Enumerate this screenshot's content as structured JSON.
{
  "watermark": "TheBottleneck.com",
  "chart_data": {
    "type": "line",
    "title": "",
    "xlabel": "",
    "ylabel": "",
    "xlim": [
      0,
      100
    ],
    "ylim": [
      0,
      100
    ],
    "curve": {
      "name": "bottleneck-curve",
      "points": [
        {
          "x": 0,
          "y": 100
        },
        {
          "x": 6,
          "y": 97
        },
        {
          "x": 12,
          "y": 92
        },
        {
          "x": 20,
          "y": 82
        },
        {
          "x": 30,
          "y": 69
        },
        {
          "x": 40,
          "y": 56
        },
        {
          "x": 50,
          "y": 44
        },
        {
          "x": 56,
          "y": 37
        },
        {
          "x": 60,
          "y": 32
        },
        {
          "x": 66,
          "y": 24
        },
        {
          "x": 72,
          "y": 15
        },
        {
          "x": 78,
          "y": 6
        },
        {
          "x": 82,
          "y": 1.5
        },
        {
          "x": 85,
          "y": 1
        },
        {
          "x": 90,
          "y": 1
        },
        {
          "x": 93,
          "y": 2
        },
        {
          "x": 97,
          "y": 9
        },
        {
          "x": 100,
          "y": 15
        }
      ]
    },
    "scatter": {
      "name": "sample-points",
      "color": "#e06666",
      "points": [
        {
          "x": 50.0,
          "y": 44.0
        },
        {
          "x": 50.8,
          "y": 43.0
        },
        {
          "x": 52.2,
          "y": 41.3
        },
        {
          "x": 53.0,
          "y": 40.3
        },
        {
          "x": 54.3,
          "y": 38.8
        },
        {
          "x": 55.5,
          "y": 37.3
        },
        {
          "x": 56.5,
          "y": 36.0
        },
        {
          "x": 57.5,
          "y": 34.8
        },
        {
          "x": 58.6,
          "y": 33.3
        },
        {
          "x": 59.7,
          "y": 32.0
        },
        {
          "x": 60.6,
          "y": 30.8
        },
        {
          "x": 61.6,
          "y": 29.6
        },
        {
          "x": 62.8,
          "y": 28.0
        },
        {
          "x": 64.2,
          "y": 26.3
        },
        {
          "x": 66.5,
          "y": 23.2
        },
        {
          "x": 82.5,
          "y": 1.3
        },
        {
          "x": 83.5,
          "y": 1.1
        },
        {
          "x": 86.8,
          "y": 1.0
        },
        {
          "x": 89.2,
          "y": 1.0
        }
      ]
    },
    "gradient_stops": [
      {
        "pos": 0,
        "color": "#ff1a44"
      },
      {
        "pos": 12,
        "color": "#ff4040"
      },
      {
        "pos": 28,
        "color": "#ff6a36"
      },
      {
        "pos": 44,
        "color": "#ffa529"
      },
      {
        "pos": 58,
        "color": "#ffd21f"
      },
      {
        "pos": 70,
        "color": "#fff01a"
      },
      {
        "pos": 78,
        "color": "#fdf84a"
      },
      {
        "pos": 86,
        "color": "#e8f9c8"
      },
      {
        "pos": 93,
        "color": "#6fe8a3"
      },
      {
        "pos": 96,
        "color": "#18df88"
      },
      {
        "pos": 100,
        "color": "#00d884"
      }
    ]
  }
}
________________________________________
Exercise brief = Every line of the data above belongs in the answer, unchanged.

Task response =
Enumerate this screenshot's content as structured JSON.
{
  "watermark": "TheBottleneck.com",
  "chart_data": {
    "type": "line",
    "title": "",
    "xlabel": "",
    "ylabel": "",
    "xlim": [
      0,
      100
    ],
    "ylim": [
      0,
      100
    ],
    "curve": {
      "name": "bottleneck-curve",
      "points": [
        {
          "x": 0,
          "y": 100
        },
        {
          "x": 6,
          "y": 97
        },
        {
          "x": 12,
          "y": 92
        },
        {
          "x": 20,
          "y": 82
        },
        {
          "x": 30,
          "y": 69
        },
        {
          "x": 40,
          "y": 56
        },
        {
          "x": 50,
          "y": 44
        },
        {
          "x": 56,
          "y": 37
        },
        {
          "x": 60,
          "y": 32
        },
        {
          "x": 66,
          "y": 24
        },
        {
          "x": 72,
          "y": 15
        },
        {
          "x": 78,
          "y": 6
        },
        {
          "x": 82,
          "y": 1.5
        },
        {
          "x": 85,
          "y": 1
        },
        {
          "x": 90,
          "y": 1
        },
        {
          "x": 93,
          "y": 2
        },
        {
          "x": 97,
          "y": 9
        },
        {
          "x": 100,
          "y": 15
        }
      ]
    },
    "scatter": {
      "name": "sample-points",
      "color": "#e06666",
      "points": [
        {
          "x": 50.0,
          "y": 44.0
        },
        {
          "x": 50.8,
          "y": 43.0
        },
        {
          "x": 52.2,
          "y": 41.3
        },
        {
          "x": 53.0,
          "y": 40.3
        },
        {
          "x": 54.3,
          "y": 38.8
        },
        {
          "x": 55.5,
          "y": 37.3
        },
        {
          "x": 56.5,
          "y": 36.0
        },
        {
          "x": 57.5,
          "y": 34.8
        },
        {
          "x": 58.6,
          "y": 33.3
        },
        {
          "x": 59.7,
          "y": 32.0
        },
        {
          "x": 60.6,
          "y": 30.8
        },
        {
          "x": 61.6,
          "y": 29.6
        },
        {
          "x": 62.8,
          "y": 28.0
        },
        {
          "x": 64.2,
          "y": 26.3
        },
        {
          "x": 66.5,
          "y": 23.2
        },
        {
          "x": 82.5,
          "y": 1.3
        },
        {
          "x": 83.5,
          "y": 1.1
        },
        {
          "x": 86.8,
          "y": 1.0
        },
        {
          "x": 89.2,
          "y": 1.0
        }
      ]
    },
    "gradient_stops": [
      {
        "pos": 0,
        "color": "#ff1a44"
      },
      {
        "pos": 12,
        "color": "#ff4040"
      },
      {
        "pos": 28,
        "color": "#ff6a36"
      },
      {
        "pos": 44,
        "color": "#ffa529"
      },
      {
        "pos": 58,
        "color": "#ffd21f"
      },
      {
        "pos": 70,
        "color": "#fff01a"
      },
      {
        "pos": 78,
        "color": "#fdf84a"
      },
      {
        "pos": 86,
        "color": "#e8f9c8"
      },
      {
        "pos": 93,
        "color": "#6fe8a3"
      },
      {
        "pos": 96,
        "color": "#18df88"
      },
      {
        "pos": 100,
        "color": "#00d884"
      }
    ]
  }
}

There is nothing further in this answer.